- Have a mentor. Every TSP gets 1-2 mentor’s within Microsoft who will help them with their career goals and how to achieve them
- Paid vacation/sick/holidays. As I mentioned, as an IC if I don’t work I don’t get paid. It will be nice to have a paid vacation and holidays
- Work from home on occasion. I don’t have to be in the office every day, so I can work from home to prepare presentations and demo’s, among other things. But I love NYC so will be there as much as possible
- Tuition reimbursement if I want to go for MBA. I can’t see myself every going back to college, but it’s nice to have that option
- Step out of my comfort zone. Part of my job is sales, something I don’t have a lot of experience with. I am looking forward to the challenge and enjoy learning and hopefully excelling at something new to me
- Tons of resources. I will have all of the Microsoft employees as resources if I have any questions, need someone to bounce ideas off of, need help solving a problem, want someone to review my architect solution, etc.
- Insider product knowledge. I get a lot of insider stuff as an MVP, but I might hear and see more of that as a Microsoft employee
- No hourly billing and tracking (labor logging). It’s not so much of a pain entering the logging, but more having to track my working hours. If I spend two hours at the dentist one day, I’m only billing 6 hours that day. If the client tells me I need to wait a week before I get my next task, that is a week I don’t get paid
- Flexible work schedule. I won’t have set hours. I will have tasks to finish and clients to visit, but it does not matter when I put the hours in, just that I get the tasks done in time. I sometimes get my best work done really late at night
- Supportive management. All the managers I have met seem very willing to make sure I have everything I need and that I remain happy at Microsoft
- Getting a behind-the-scenes look at how a big and successful technology company works
- The ability to further ones own knowledge via learning opportunities, such as TechReady, which is a semi-annual internal technical conference for Microsoft employees. There are also elective web and class room training such as negotiation, presentation, business and technical skills
- Corporate politics. Every company has it, but I’m glad they got rid of the stack ranking system
- With a TSP, it involves sales, and I am new to sales (but this could be positive due to the challenge)
- I will lose my SQL Server MVP status. I have only been an MVP four months. If you are a Microsoft employee you are not allowed to be a MVP. But I look at the positive side: at least I became an MVP beforehand
- No OT pay. Not that I worked much OT, but now it won’t be paid. But with Microsoft, putting in the extra hours can pay off in other ways

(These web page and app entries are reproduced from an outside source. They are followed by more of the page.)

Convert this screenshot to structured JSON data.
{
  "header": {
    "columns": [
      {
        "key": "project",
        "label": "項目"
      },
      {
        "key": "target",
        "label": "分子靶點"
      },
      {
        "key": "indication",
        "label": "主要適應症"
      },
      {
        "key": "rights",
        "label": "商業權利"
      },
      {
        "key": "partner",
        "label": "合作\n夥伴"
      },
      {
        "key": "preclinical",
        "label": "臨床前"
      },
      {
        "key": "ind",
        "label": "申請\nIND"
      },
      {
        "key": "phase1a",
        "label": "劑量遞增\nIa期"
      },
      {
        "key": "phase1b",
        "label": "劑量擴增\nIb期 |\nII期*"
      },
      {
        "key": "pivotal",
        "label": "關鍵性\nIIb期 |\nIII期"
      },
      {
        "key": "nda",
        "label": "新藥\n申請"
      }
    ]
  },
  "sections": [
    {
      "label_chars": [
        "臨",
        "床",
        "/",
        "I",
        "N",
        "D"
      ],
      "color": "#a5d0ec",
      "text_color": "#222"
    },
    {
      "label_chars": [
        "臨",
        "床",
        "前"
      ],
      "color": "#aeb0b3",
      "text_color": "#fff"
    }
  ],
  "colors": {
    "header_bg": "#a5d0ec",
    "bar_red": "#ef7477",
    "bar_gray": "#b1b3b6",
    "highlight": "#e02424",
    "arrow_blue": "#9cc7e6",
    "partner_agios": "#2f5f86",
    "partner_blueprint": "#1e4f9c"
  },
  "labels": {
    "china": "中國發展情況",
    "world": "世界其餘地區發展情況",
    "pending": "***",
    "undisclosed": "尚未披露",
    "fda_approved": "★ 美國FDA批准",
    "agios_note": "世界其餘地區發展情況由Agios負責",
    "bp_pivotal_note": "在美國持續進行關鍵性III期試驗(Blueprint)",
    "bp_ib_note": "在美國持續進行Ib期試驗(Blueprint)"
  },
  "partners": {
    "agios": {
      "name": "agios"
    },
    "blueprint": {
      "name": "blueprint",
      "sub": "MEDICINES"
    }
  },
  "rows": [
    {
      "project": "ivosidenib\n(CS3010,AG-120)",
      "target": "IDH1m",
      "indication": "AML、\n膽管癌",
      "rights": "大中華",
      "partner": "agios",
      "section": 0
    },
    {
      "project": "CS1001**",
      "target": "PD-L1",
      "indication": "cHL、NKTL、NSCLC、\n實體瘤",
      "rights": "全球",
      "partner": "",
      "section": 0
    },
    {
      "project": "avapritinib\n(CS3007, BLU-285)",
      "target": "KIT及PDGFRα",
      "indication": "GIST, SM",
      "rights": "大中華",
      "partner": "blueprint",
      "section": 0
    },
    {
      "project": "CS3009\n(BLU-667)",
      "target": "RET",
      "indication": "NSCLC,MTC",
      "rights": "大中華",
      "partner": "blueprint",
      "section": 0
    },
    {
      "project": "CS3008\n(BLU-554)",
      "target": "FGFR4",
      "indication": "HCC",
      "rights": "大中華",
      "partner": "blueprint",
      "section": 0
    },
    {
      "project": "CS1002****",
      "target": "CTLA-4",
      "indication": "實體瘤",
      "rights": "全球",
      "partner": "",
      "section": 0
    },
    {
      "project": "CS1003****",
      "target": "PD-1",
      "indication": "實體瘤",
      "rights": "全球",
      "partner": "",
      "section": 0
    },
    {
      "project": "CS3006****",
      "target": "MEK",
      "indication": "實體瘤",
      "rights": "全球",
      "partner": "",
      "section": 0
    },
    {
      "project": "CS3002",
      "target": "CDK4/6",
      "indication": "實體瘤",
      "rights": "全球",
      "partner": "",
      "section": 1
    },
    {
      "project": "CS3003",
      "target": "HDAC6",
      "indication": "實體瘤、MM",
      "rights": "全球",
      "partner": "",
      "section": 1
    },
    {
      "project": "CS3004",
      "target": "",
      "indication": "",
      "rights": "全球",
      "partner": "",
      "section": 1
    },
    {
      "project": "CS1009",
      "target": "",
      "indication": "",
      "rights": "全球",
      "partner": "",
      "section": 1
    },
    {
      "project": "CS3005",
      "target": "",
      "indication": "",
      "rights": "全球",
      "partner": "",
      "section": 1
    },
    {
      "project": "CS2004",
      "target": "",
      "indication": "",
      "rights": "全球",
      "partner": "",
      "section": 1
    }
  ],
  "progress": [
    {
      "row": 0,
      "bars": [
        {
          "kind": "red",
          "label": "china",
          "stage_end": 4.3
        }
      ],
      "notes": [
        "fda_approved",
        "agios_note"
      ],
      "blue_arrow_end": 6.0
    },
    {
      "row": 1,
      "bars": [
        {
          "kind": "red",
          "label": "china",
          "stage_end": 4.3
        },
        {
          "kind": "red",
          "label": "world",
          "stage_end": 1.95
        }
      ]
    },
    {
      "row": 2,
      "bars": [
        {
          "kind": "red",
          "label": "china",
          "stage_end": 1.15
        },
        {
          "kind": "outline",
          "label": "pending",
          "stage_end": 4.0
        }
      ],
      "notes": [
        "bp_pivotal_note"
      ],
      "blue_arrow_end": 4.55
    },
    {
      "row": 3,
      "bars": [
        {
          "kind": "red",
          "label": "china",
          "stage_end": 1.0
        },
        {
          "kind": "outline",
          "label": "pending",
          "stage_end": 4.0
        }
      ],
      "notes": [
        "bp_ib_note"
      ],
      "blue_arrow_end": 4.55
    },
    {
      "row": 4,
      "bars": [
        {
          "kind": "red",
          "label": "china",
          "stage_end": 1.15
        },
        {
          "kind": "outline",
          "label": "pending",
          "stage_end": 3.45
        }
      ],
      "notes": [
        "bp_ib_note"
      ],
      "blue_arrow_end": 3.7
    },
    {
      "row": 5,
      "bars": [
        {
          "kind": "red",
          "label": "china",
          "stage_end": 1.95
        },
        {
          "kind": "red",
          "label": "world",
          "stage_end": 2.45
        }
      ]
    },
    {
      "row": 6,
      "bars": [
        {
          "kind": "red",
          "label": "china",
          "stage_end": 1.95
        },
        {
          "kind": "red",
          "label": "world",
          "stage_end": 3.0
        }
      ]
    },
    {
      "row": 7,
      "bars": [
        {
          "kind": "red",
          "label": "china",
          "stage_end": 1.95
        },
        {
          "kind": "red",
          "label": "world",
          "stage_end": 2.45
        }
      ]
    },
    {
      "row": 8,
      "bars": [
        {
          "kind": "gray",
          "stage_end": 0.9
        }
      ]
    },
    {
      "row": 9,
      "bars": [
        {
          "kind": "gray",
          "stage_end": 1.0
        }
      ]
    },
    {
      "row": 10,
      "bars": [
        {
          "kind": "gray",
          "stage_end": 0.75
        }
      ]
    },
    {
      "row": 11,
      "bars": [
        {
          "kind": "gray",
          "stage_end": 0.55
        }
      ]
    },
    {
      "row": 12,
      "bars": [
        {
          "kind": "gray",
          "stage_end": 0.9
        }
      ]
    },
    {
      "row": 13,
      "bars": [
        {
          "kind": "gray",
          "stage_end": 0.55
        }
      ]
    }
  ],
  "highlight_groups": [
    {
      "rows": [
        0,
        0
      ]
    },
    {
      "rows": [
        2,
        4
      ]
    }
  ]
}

- I will need to work to stay on top of my technical skills. This is because I never get to do implementations (other than maybe help a bit with a POC). However, I currently spend a good deal of time at night learning new technology anyway
As you can see the pros far outweighed the cons, so the decision became easy, especially with our desire to move to NY.
In the end I am extremely excited about the position and looking forward to getting started on Feb 18th. I will be traveling every other week to NYC until we move their permanently around June. I will continue my normal blogging of two posts a week, and will continue to attend the major conferences (hopefully attending even more conferences than normal).
And if your company if interested in finding out more about PDW, email me and I’d be happy to do a presentation for you!